Hopefully consideration of Australia's lower revenue base (for the next decade) will cause revision downwards which may mean a more truely off-the-shelf SoryuAU or a Dolphin 2AU. I think the 214 is basically too small for Australia's needs. The TKMS Dolphin 2 is about 400 tons heavier - better for range, LDUUVs and larger crew.

As India has launched the first of 6 Scorpenes it would follow India's non-aligned approach to choose 6 German or Russian subs for next Project, 75i. So yes India's choice of a Dolphin 2 or 216 would benefit Australia in spreading the sub development load.

Australia needs to consider either buying a supersonic missile like BrahMos or more likely SM-3 Block II (range well over 1,000km, lets call it 290km MTCR-wise) for submarine . This is noting SM-3 Block II has a 530mm diameter which is on the way to making it 533mm torpedo tube capable. Subsonic Exocets, Harpoons and Tomahawks are too slow for several scenarios.

Japan appears to be moving its military industrial complex quickly. But moving too quickly might cause the LDP's moderate ally, the Komeito Party, in Japan's Parliament/Diet, to react negatively to any Soryu sale proposal.

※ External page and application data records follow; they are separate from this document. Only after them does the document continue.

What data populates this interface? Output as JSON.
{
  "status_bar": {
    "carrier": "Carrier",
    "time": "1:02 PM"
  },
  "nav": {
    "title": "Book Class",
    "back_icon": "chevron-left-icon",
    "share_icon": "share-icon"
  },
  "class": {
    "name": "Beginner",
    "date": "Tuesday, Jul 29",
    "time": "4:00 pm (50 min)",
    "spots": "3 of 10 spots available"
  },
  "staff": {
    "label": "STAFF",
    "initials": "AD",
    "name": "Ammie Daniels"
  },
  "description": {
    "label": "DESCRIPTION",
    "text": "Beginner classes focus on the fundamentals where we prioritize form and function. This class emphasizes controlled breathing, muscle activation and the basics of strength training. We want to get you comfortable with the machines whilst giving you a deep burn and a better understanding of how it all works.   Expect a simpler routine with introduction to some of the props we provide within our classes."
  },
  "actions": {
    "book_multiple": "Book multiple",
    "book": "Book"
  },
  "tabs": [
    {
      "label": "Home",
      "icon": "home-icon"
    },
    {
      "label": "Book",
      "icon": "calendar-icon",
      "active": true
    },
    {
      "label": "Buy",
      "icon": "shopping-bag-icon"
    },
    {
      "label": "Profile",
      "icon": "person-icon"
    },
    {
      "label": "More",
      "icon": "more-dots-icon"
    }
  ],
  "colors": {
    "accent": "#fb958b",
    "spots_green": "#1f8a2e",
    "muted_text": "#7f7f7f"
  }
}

Also the needs and expectations of Japan's centrist public cannot be pushed too hard.



Anonymous said...

SM-3 Block II is a SAM unless Australian subs want to shoot down sub hunters, but then an Aegis radar is needed. I think the only supersonic choice today is Brahmos or Klub (in final stage) for SSM. For land attack, Brahmos is it since the Klub 3M-14 is subsonic. I do not know if the stealthy LRASM 1000km+ can be sub launched but it is also subsonic. You cannot have steatlh and be supersonic since the IR signature will be huge. Japan is developing a ramjet supersonic SSM but I do not know where is it in development.

Peter Coates said...

Hi Anonymous

I think you're right that BrahMos and Klub may be the main current options. Australia, however, wouldn't buy Russian or Chinese Klubs. Buying BrahMos might displease the US but may be worth a try.

I was mainly thinking of a SM-3 that would need to be extensively developed - as was being considered by the US in the late 1990s - see .

But, as you say, high speed builds up a high IR signature from the rocket motor and whole heated up skin of the missile. This might also reveal the sub's position. High speed is also at the expense of range with the LASM project only talking about 150 nautical miles. High overall speed - long range requires SLBMs (what the US relies on) - and I don't think Australia will buy into that for decades.

Here's an interesting 2014 reference
"Five countries in Asia – China, Japan, India, South Korea, and Taiwan – have either civilian and/ or military programmes aimed at developing supersonic and hypersonic systems. It is generally agreed that supersonic systems (powered by ramjet engine) operate in the range of Mach 2-4 and hypersonic (scramjet engine) over Mach 5; most of the deployed LACMs fly at subsonic speeds of around 800km/hr...." then goes into a bit of detail.

I wonder where the Israelis are at with their Popeye Turbo?